---------- Raw data ----------
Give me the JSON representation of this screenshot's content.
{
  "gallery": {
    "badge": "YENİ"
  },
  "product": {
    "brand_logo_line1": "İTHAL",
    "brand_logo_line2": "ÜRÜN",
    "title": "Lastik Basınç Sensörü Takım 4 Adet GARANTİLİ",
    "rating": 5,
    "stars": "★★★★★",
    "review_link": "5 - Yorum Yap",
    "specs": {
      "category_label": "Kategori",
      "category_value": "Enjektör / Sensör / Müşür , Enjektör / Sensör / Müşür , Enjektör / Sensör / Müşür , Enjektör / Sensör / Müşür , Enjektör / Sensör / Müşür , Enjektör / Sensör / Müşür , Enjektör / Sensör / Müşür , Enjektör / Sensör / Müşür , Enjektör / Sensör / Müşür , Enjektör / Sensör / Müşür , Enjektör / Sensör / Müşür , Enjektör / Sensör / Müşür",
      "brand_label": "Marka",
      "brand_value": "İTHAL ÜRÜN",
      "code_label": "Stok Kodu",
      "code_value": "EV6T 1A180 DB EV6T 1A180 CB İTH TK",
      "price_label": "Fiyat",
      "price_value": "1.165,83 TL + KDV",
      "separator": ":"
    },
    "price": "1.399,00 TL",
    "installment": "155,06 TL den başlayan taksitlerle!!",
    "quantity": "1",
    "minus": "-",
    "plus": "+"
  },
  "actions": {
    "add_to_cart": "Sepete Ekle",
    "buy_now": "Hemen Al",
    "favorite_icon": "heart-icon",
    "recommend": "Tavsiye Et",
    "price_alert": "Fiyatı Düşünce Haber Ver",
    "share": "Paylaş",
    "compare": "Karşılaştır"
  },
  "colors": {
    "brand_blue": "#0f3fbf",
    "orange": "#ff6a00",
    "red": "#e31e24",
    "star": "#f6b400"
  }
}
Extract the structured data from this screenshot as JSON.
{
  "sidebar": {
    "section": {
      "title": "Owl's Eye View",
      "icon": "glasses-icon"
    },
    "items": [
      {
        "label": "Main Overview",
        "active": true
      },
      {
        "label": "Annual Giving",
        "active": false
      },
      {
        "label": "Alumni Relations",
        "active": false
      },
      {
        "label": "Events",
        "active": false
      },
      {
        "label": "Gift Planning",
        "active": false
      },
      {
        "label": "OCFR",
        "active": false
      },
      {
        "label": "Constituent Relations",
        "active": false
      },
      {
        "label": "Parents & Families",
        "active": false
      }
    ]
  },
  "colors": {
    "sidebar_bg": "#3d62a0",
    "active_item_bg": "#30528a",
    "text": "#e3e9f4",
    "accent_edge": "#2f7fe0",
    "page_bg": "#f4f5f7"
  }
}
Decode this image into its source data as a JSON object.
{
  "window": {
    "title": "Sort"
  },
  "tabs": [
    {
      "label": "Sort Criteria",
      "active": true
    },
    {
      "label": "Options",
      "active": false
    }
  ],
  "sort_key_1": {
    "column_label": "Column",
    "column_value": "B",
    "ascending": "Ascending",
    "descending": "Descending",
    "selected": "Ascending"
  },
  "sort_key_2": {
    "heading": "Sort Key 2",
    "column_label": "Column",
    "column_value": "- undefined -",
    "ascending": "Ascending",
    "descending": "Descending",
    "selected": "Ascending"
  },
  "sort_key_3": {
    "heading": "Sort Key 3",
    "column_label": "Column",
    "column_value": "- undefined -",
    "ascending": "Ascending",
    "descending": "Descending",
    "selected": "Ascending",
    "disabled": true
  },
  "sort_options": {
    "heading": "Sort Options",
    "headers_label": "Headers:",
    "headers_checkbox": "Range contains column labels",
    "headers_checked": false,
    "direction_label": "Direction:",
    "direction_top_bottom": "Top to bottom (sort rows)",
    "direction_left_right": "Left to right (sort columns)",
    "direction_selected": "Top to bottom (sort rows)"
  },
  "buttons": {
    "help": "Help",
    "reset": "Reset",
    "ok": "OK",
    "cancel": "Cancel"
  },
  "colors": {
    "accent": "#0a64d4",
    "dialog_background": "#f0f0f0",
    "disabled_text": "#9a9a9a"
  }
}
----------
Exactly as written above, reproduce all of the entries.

Give me the JSON representation of this screenshot's content.
{
  "gallery": {
    "badge": "YENİ"
  },
  "product": {
    "brand_logo_line1": "İTHAL",
    "brand_logo_line2": "ÜRÜN",
    "title": "Lastik Basınç Sensörü Takım 4 Adet GARANTİLİ",
    "rating": 5,
    "stars": "★★★★★",
    "review_link": "5 - Yorum Yap",
    "specs": {
      "category_label": "Kategori",
      "category_value": "Enjektör / Sensör / Müşür , Enjektör / Sensör / Müşür , Enjektör / Sensör / Müşür , Enjektör / Sensör / Müşür , Enjektör / Sensör / Müşür , Enjektör / Sensör / Müşür , Enjektör / Sensör / Müşür , Enjektör / Sensör / Müşür , Enjektör / Sensör / Müşür , Enjektör / Sensör / Müşür , Enjektör / Sensör / Müşür , Enjektör / Sensör / Müşür",
      "brand_label": "Marka",
      "brand_value": "İTHAL ÜRÜN",
      "code_label": "Stok Kodu",
      "code_value": "EV6T 1A180 DB EV6T 1A180 CB İTH TK",
      "price_label": "Fiyat",
      "price_value": "1.165,83 TL + KDV",
      "separator": ":"
    },
    "price": "1.399,00 TL",
    "installment": "155,06 TL den başlayan taksitlerle!!",
    "quantity": "1",
    "minus": "-",
    "plus": "+"
  },
  "actions": {
    "add_to_cart": "Sepete Ekle",
    "buy_now": "Hemen Al",
    "favorite_icon": "heart-icon",
    "recommend": "Tavsiye Et",
    "price_alert": "Fiyatı Düşünce Haber Ver",
    "share": "Paylaş",
    "compare": "Karşılaştır"
  },
  "colors": {
    "brand_blue": "#0f3fbf",
    "orange": "#ff6a00",
    "red": "#e31e24",
    "star": "#f6b400"
  }
}
Extract the structured data from this screenshot as JSON.
{
  "sidebar": {
    "section": {
      "title": "Owl's Eye View",
      "icon": "glasses-icon"
    },
    "items": [
      {
        "label": "Main Overview",
        "active": true
      },
      {
        "label": "Annual Giving",
        "active": false
      },
      {
        "label": "Alumni Relations",
        "active": false
      },
      {
        "label": "Events",
        "active": false
      },
      {
        "label": "Gift Planning",
        "active": false
      },
      {
        "label": "OCFR",
        "active": false
      },
      {
        "label": "Constituent Relations",
        "active": false
      },
      {
        "label": "Parents & Families",
        "active": false
      }
    ]
  },
  "colors": {
    "sidebar_bg": "#3d62a0",
    "active_item_bg": "#30528a",
    "text": "#e3e9f4",
    "accent_edge": "#2f7fe0",
    "page_bg": "#f4f5f7"
  }
}
Decode this image into its source data as a JSON object.
{
  "window": {
    "title": "Sort"
  },
  "tabs": [
    {
      "label": "Sort Criteria",
      "active": true
    },
    {
      "label": "Options",
      "active": false
    }
  ],
  "sort_key_1": {
    "column_label": "Column",
    "column_value": "B",
    "ascending": "Ascending",
    "descending": "Descending",
    "selected": "Ascending"
  },
  "sort_key_2": {
    "heading": "Sort Key 2",
    "column_label": "Column",
    "column_value": "- undefined -",
    "ascending": "Ascending",
    "descending": "Descending",
    "selected": "Ascending"
  },
  "sort_key_3": {
    "heading": "Sort Key 3",
    "column_label": "Column",
    "column_value": "- undefined -",
    "ascending": "Ascending",
    "descending": "Descending",
    "selected": "Ascending",
    "disabled": true
  },
  "sort_options": {
    "heading": "Sort Options",
    "headers_label": "Headers:",
    "headers_checkbox": "Range contains column labels",
    "headers_checked": false,
    "direction_label": "Direction:",
    "direction_top_bottom": "Top to bottom (sort rows)",
    "direction_left_right": "Left to right (sort columns)",
    "direction_selected": "Top to bottom (sort rows)"
  },
  "buttons": {
    "help": "Help",
    "reset": "Reset",
    "ok": "OK",
    "cancel": "Cancel"
  },
  "colors": {
    "accent": "#0a64d4",
    "dialog_background": "#f0f0f0",
    "disabled_text": "#9a9a9a"
  }
}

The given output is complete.